Problem to solve:
Your answer should be the data below, reproduced with nothing changed.

Records to process:
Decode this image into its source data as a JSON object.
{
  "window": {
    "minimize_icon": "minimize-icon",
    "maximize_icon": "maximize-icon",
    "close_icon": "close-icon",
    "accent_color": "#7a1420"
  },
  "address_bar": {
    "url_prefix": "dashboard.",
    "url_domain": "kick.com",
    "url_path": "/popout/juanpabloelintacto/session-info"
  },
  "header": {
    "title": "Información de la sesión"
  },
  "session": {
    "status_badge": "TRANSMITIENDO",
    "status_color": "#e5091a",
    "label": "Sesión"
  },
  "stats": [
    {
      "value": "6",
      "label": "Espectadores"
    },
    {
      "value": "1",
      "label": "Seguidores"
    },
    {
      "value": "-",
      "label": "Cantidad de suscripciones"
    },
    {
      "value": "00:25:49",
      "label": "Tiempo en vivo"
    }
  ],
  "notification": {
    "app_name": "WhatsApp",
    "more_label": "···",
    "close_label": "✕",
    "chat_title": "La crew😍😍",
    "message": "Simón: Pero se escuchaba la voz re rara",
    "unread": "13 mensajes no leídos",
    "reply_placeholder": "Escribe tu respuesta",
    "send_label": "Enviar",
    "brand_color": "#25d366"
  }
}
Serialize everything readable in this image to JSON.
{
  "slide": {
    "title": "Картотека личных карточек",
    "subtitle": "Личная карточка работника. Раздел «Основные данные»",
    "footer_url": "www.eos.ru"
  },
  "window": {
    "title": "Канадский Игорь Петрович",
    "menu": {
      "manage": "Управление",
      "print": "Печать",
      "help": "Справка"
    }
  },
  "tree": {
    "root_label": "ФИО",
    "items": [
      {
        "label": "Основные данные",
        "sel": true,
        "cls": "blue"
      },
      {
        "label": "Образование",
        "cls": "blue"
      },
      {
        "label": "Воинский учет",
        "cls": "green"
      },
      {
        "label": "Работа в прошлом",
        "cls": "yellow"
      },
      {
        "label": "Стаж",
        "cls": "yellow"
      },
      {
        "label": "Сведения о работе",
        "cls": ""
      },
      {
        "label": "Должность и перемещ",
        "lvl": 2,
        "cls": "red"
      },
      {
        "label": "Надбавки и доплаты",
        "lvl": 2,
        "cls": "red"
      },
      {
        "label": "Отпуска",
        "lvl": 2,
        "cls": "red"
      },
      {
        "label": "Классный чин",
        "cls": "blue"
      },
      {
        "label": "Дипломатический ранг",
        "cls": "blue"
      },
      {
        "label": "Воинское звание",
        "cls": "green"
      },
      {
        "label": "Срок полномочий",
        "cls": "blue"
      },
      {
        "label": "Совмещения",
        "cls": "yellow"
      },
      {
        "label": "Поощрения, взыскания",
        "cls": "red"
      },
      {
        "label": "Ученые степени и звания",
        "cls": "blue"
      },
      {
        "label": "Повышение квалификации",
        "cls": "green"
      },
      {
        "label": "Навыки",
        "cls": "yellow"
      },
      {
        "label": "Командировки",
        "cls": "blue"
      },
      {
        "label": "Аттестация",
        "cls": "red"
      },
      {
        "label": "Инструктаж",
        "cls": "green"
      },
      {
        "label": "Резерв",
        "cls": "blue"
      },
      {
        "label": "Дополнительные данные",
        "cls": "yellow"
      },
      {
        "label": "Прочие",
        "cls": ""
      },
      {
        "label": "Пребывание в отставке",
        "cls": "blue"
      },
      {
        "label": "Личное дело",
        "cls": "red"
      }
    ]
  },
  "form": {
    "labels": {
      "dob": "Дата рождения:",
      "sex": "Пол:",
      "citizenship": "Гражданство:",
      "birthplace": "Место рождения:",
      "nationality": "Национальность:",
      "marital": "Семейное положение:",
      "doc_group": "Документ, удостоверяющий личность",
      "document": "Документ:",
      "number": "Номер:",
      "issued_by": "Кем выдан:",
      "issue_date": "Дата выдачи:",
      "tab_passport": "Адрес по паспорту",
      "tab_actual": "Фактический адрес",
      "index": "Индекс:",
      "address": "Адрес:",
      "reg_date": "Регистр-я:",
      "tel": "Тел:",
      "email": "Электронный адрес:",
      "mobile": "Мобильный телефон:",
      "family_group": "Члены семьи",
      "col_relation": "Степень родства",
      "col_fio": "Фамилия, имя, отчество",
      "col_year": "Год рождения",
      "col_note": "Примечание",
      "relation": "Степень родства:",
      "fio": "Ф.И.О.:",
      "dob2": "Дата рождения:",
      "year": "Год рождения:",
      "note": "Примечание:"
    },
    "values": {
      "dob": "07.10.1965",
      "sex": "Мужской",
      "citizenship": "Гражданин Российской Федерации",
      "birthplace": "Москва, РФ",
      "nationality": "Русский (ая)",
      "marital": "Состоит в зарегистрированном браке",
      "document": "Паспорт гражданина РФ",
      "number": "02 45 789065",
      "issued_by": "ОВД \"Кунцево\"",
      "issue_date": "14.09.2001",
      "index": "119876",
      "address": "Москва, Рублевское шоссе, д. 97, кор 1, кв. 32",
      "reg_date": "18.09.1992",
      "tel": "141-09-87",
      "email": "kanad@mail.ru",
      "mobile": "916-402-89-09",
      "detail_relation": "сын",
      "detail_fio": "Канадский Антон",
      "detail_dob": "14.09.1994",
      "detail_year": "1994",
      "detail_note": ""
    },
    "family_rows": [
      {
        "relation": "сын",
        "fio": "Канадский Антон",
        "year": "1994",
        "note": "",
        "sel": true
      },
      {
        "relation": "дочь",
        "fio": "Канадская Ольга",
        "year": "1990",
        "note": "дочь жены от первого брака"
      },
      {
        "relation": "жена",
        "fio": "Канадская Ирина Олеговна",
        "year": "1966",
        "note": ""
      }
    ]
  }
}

Written reply:
Decode this image into its source data as a JSON object.
{
  "window": {
    "minimize_icon": "minimize-icon",
    "maximize_icon": "maximize-icon",
    "close_icon": "close-icon",
    "accent_color": "#7a1420"
  },
  "address_bar": {
    "url_prefix": "dashboard.",
    "url_domain": "kick.com",
    "url_path": "/popout/juanpabloelintacto/session-info"
  },
  "header": {
    "title": "Información de la sesión"
  },
  "session": {
    "status_badge": "TRANSMITIENDO",
    "status_color": "#e5091a",
    "label": "Sesión"
  },
  "stats": [
    {
      "value": "6",
      "label": "Espectadores"
    },
    {
      "value": "1",
      "label": "Seguidores"
    },
    {
      "value": "-",
      "label": "Cantidad de suscripciones"
    },
    {
      "value": "00:25:49",
      "label": "Tiempo en vivo"
    }
  ],
  "notification": {
    "app_name": "WhatsApp",
    "more_label": "···",
    "close_label": "✕",
    "chat_title": "La crew😍😍",
    "message": "Simón: Pero se escuchaba la voz re rara",
    "unread": "13 mensajes no leídos",
    "reply_placeholder": "Escribe tu respuesta",
    "send_label": "Enviar",
    "brand_color": "#25d366"
  }
}
Serialize everything readable in this image to JSON.
{
  "slide": {
    "title": "Картотека личных карточек",
    "subtitle": "Личная карточка работника. Раздел «Основные данные»",
    "footer_url": "www.eos.ru"
  },
  "window": {
    "title": "Канадский Игорь Петрович",
    "menu": {
      "manage": "Управление",
      "print": "Печать",
      "help": "Справка"
    }
  },
  "tree": {
    "root_label": "ФИО",
    "items": [
      {
        "label": "Основные данные",
        "sel": true,
        "cls": "blue"
      },
      {
        "label": "Образование",
        "cls": "blue"
      },
      {
        "label": "Воинский учет",
        "cls": "green"
      },
      {
        "label": "Работа в прошлом",
        "cls": "yellow"
      },
      {
        "label": "Стаж",
        "cls": "yellow"
      },
      {
        "label": "Сведения о работе",
        "cls": ""
      },
      {
        "label": "Должность и перемещ",
        "lvl": 2,
        "cls": "red"
      },
      {
        "label": "Надбавки и доплаты",
        "lvl": 2,
        "cls": "red"
      },
      {
        "label": "Отпуска",
        "lvl": 2,
        "cls": "red"
      },
      {
        "label": "Классный чин",
        "cls": "blue"
      },
      {
        "label": "Дипломатический ранг",
        "cls": "blue"
      },
      {
        "label": "Воинское звание",
        "cls": "green"
      },
      {
        "label": "Срок полномочий",
        "cls": "blue"
      },
      {
        "label": "Совмещения",
        "cls": "yellow"
      },
      {
        "label": "Поощрения, взыскания",
        "cls": "red"
      },
      {
        "label": "Ученые степени и звания",
        "cls": "blue"
      },
      {
        "label": "Повышение квалификации",
        "cls": "green"
      },
      {
        "label": "Навыки",
        "cls": "yellow"
      },
      {
        "label": "Командировки",
        "cls": "blue"
      },
      {
        "label": "Аттестация",
        "cls": "red"
      },
      {
        "label": "Инструктаж",
        "cls": "green"
      },
      {
        "label": "Резерв",
        "cls": "blue"
      },
      {
        "label": "Дополнительные данные",
        "cls": "yellow"
      },
      {
        "label": "Прочие",
        "cls": ""
      },
      {
        "label": "Пребывание в отставке",
        "cls": "blue"
      },
      {
        "label": "Личное дело",
        "cls": "red"
      }
    ]
  },
  "form": {
    "labels": {
      "dob": "Дата рождения:",
      "sex": "Пол:",
      "citizenship": "Гражданство:",
      "birthplace": "Место рождения:",
      "nationality": "Национальность:",
      "marital": "Семейное положение:",
      "doc_group": "Документ, удостоверяющий личность",
      "document": "Документ:",
      "number": "Номер:",
      "issued_by": "Кем выдан:",
      "issue_date": "Дата выдачи:",
      "tab_passport": "Адрес по паспорту",
      "tab_actual": "Фактический адрес",
      "index": "Индекс:",
      "address": "Адрес:",
      "reg_date": "Регистр-я:",
      "tel": "Тел:",
      "email": "Электронный адрес:",
      "mobile": "Мобильный телефон:",
      "family_group": "Члены семьи",
      "col_relation": "Степень родства",
      "col_fio": "Фамилия, имя, отчество",
      "col_year": "Год рождения",
      "col_note": "Примечание",
      "relation": "Степень родства:",
      "fio": "Ф.И.О.:",
      "dob2": "Дата рождения:",
      "year": "Год рождения:",
      "note": "Примечание:"
    },
    "values": {
      "dob": "07.10.1965",
      "sex": "Мужской",
      "citizenship": "Гражданин Российской Федерации",
      "birthplace": "Москва, РФ",
      "nationality": "Русский (ая)",
      "marital": "Состоит в зарегистрированном браке",
      "document": "Паспорт гражданина РФ",
      "number": "02 45 789065",
      "issued_by": "ОВД \"Кунцево\"",
      "issue_date": "14.09.2001",
      "index": "119876",
      "address": "Москва, Рублевское шоссе, д. 97, кор 1, кв. 32",
      "reg_date": "18.09.1992",
      "tel": "141-09-87",
      "email": "kanad@mail.ru",
      "mobile": "916-402-89-09",
      "detail_relation": "сын",
      "detail_fio": "Канадский Антон",
      "detail_dob": "14.09.1994",
      "detail_year": "1994",
      "detail_note": ""
    },
    "family_rows": [
      {
        "relation": "сын",
        "fio": "Канадский Антон",
        "year": "1994",
        "note": "",
        "sel": true
      },
      {
        "relation": "дочь",
        "fio": "Канадская Ольга",
        "year": "1990",
        "note": "дочь жены от первого брака"
      },
      {
        "relation": "жена",
        "fio": "Канадская Ирина Олеговна",
        "year": "1966",
        "note": ""
      }
    ]
  }
}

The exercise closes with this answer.